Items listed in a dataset
★ ★ ★ ★ ★ ★ ★

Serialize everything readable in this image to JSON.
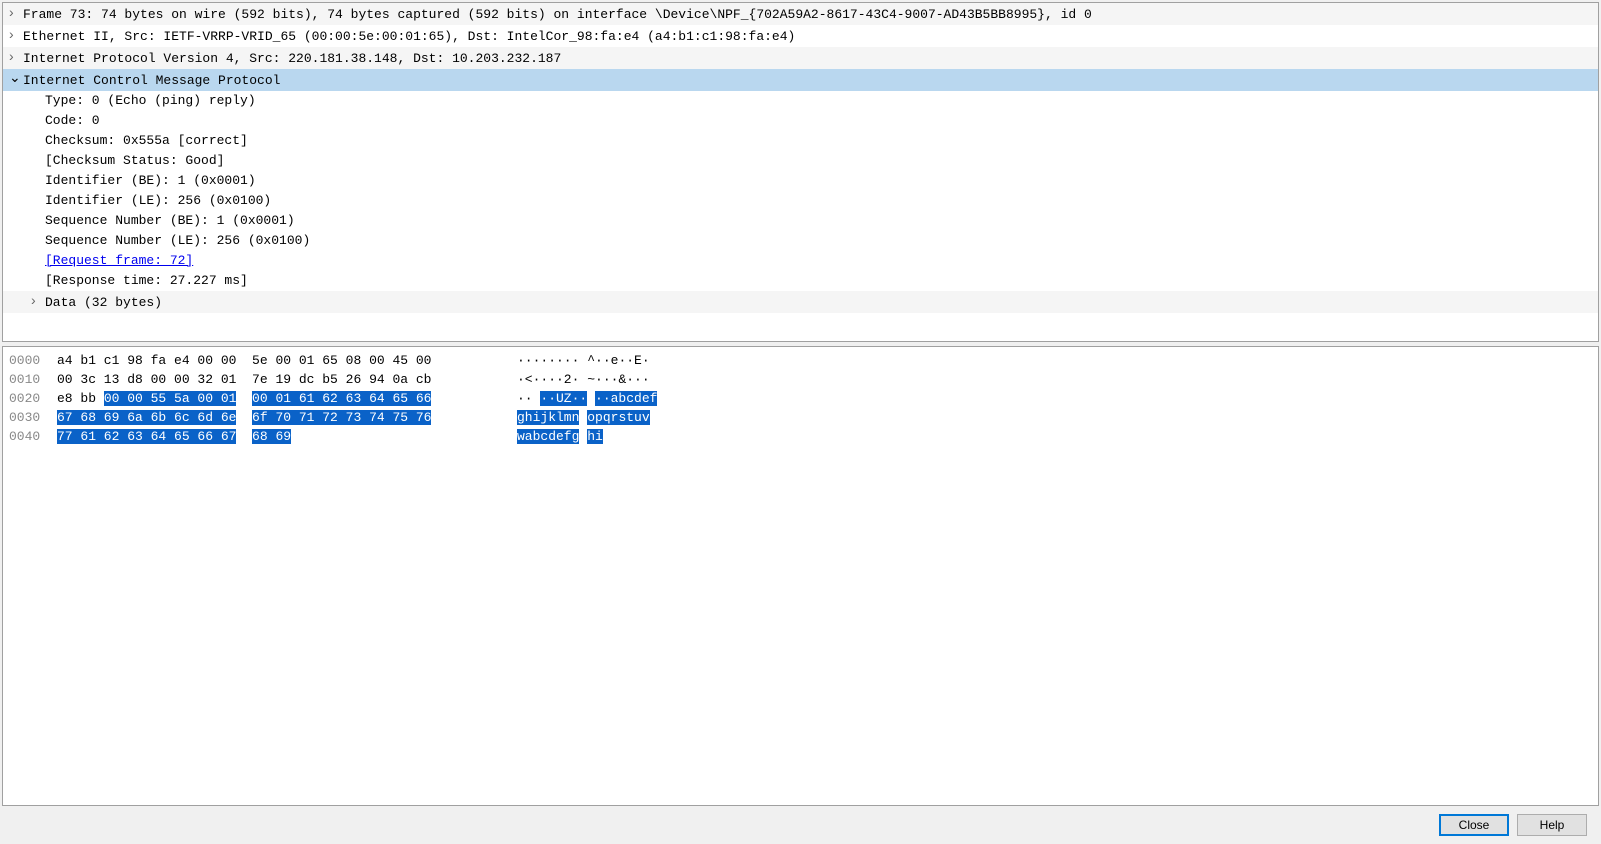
{
  "details": {
    "frame": "Frame 73: 74 bytes on wire (592 bits), 74 bytes captured (592 bits) on interface \\Device\\NPF_{702A59A2-8617-43C4-9007-AD43B5BB8995}, id 0",
    "ethernet": "Ethernet II, Src: IETF-VRRP-VRID_65 (00:00:5e:00:01:65), Dst: IntelCor_98:fa:e4 (a4:b1:c1:98:fa:e4)",
    "ip": "Internet Protocol Version 4, Src: 220.181.38.148, Dst: 10.203.232.187",
    "icmp_header": "Internet Control Message Protocol",
    "icmp": {
      "type": "Type: 0 (Echo (ping) reply)",
      "code": "Code: 0",
      "checksum": "Checksum: 0x555a [correct]",
      "checksum_status": "[Checksum Status: Good]",
      "id_be": "Identifier (BE): 1 (0x0001)",
      "id_le": "Identifier (LE): 256 (0x0100)",
      "seq_be": "Sequence Number (BE): 1 (0x0001)",
      "seq_le": "Sequence Number (LE): 256 (0x0100)",
      "request_frame": "[Request frame: 72]",
      "response_time": "[Response time: 27.227 ms]",
      "data": "Data (32 bytes)"
    }
  },
  "hex": {
    "rows": [
      {
        "offset": "0000",
        "bytes_a": "a4 b1 c1 98 fa e4 00 00",
        "bytes_b": "5e 00 01 65 08 00 45 00",
        "ascii_a": "········",
        "ascii_b": "^··e··E·"
      },
      {
        "offset": "0010",
        "bytes_a": "00 3c 13 d8 00 00 32 01",
        "bytes_b": "7e 19 dc b5 26 94 0a cb",
        "ascii_a": "·<····2·",
        "ascii_b": "~···&···"
      },
      {
        "offset": "0020",
        "pre_bytes": "e8 bb ",
        "hl_bytes_a": "00 00 55 5a 00 01",
        "hl_bytes_b": "00 01 61 62 63 64 65 66",
        "ascii_pre": "·· ",
        "ascii_hl_a": "··UZ··",
        "ascii_mid": " ",
        "ascii_hl_b": "··abcdef"
      },
      {
        "offset": "0030",
        "hl_bytes_a": "67 68 69 6a 6b 6c 6d 6e",
        "hl_bytes_b": "6f 70 71 72 73 74 75 76",
        "ascii_hl_a": "ghijklmn",
        "ascii_mid": " ",
        "ascii_hl_b": "opqrstuv"
      },
      {
        "offset": "0040",
        "hl_bytes_a": "77 61 62 63 64 65 66 67",
        "hl_bytes_b": "68 69",
        "ascii_hl_a": "wabcdefg",
        "ascii_mid": " ",
        "ascii_hl_b": "hi"
      }
    ]
  },
  "buttons": {
    "close": "Close",
    "help": "Help"
  }
}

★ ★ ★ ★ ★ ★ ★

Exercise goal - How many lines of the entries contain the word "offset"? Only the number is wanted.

Result - 5